It is usually difficult to determine all the affected parties for published package interfaces. Changes to interfaces should thus typically go through this process.

It’s a good idea to contact any known affected parties before starting this process to check that the resolution is sensible. The institutional technical manager is always affected, as she or he is responsible for tracking the work schedule. If work for others is being proposed, they are obviously affected. The institutional scientist, the DM Software Architect (SA), the DM Interface Scientist (IS), and the DM Subsystem Scientist (SS) are also valuable resources for determining affected parties.

The purpose of an RFC is to inform others about the existence and content of the proposed decision and implementation in order to allow them to evaluate its impact, comment on it, refine it if necessary, and agree (implicitly or explicitly) or object (explicitly) to its execution.

The discussion of the RFC takes place in the medium of the requestor’s choosing (e.g., a specific mailing list, the RFC JIRA issue itself, a Slack Channel, a convened videocon, some combination of those, etc.), but the requestor should be open to private communications as well.

In the RFC process, the opinions of those who will be doing the work (and fixing any problems if something goes wrong) are given more weight. In some cases, this may mean that the RFC issue’s Assignee passes to someone else. The opinions of more senior people or people more experienced in the area should also be given more weight and may also result in the Assignee changing.

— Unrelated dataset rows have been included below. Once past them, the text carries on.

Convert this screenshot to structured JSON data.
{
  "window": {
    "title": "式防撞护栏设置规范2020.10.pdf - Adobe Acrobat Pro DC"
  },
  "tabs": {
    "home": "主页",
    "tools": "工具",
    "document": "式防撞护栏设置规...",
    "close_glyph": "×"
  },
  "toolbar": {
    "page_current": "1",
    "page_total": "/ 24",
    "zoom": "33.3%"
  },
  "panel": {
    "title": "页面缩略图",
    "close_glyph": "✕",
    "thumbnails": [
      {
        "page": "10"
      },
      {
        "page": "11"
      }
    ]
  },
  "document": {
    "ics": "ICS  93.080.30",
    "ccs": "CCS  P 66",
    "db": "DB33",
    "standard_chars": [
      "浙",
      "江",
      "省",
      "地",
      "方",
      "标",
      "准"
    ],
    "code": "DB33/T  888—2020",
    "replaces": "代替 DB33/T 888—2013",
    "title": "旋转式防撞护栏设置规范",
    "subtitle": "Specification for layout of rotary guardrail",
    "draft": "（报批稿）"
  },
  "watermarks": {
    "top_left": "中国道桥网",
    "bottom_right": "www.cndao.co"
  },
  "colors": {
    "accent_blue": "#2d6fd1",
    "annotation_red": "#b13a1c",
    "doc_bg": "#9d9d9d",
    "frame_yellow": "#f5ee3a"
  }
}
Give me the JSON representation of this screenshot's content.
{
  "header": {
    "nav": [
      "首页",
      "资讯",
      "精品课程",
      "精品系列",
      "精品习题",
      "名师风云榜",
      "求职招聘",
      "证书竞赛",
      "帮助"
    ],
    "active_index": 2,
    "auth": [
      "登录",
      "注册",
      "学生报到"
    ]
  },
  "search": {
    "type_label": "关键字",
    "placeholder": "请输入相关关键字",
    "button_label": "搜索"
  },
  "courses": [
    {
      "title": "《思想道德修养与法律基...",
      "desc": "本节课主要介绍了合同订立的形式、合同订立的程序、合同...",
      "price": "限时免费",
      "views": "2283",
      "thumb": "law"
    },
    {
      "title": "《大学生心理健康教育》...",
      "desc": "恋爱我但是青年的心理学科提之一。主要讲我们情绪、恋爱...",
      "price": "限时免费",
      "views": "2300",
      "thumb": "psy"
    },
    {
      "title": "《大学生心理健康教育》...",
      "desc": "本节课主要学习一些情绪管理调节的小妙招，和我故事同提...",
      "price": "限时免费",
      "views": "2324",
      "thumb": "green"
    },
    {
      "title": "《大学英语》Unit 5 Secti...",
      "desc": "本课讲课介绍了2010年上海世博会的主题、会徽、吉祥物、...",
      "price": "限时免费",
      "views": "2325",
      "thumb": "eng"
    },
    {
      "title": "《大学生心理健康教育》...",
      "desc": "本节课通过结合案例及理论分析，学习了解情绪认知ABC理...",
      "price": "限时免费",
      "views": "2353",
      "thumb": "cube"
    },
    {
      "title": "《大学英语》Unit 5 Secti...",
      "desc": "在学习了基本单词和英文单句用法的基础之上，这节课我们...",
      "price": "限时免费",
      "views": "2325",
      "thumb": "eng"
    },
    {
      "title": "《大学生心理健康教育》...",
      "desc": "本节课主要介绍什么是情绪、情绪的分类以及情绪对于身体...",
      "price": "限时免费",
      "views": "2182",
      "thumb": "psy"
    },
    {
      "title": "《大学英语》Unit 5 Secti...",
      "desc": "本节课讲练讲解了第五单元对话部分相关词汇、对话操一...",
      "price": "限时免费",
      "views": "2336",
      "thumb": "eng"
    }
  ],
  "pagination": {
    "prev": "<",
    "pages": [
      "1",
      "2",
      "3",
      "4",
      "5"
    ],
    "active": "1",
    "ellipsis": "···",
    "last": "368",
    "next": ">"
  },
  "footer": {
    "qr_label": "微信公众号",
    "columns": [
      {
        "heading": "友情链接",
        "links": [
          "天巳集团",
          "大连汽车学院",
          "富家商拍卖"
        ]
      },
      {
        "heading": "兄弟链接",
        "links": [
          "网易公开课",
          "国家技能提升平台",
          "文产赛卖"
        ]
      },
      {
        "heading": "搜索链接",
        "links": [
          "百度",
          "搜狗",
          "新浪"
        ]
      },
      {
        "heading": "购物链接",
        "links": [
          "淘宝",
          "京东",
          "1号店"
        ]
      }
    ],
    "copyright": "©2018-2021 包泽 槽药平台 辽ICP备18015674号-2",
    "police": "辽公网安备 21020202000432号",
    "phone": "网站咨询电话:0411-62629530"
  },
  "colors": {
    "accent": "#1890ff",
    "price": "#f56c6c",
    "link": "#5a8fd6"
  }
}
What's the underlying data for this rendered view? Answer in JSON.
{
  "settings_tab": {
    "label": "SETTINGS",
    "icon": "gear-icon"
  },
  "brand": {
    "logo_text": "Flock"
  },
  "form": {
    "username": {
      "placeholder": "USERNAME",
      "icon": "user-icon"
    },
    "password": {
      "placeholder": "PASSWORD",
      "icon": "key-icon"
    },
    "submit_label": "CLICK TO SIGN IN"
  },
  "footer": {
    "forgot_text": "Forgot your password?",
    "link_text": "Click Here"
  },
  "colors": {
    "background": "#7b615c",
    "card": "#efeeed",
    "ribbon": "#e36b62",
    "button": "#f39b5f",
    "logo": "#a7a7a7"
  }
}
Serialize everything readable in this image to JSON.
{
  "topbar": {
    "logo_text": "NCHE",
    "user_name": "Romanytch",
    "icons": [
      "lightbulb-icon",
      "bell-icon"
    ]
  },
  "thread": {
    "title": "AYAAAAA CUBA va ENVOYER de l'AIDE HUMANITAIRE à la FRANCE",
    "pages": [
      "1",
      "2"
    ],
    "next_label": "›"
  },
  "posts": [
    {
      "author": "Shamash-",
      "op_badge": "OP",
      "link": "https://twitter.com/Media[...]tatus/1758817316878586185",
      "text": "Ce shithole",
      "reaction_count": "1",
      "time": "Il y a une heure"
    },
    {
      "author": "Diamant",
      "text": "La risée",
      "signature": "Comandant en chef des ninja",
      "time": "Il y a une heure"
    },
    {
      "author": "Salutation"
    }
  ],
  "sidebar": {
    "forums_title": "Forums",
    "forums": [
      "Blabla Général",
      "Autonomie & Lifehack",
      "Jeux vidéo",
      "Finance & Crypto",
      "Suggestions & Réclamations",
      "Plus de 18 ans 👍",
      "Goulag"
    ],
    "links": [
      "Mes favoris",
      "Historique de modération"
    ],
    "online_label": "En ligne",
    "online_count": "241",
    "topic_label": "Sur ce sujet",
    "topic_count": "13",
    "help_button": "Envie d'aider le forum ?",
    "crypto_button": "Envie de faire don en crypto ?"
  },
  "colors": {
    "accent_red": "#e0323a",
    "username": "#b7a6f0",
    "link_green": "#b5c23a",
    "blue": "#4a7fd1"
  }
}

The Assignee is responsible for determining when no serious objections remain. In particular, there is no need to call for a formal vote on the (refined) resolution. If no explicit objections have been raised within, typically, 72 hours for “ordinary” issues and 1 week for “major” issues, the Assignee should assume that there are none. This is known as “lazy consensus.” When this state has been reached, the Assignee is responsible for ensuring that the final consensus has been recorded in the RFC issue before closing it and proceeding with implementation of the decision.

The requestor must be especially careful about not making irreversible changes in the “lazy consensus” time period unless they are absolutely certain there’s a general agreement on the stated course of action. If something is broken, the requestor must be be ready to fix it. It is critical to apply sound reasoning and good judgment about what may be acceptable and what might be not. Mistakes will happen; accept that occasionally there will be a requirement to revert an action for which it was thought agreement existed.


For project management purposes, RFCs are formally proposals made to the DM PM and PS who by default are responsible for everything in DM (they “own” all problems). As owners, they have the final word in accepting or rejecting all proposals. Functionally, they delegate that ownership, the right and responsibility to make decisions – to others within the team (e.g. the SA, IS, group leads, etc.) who are expected to delegate it even further. Notifying the institutional technical manager about an RFC serves to inform the DM PM.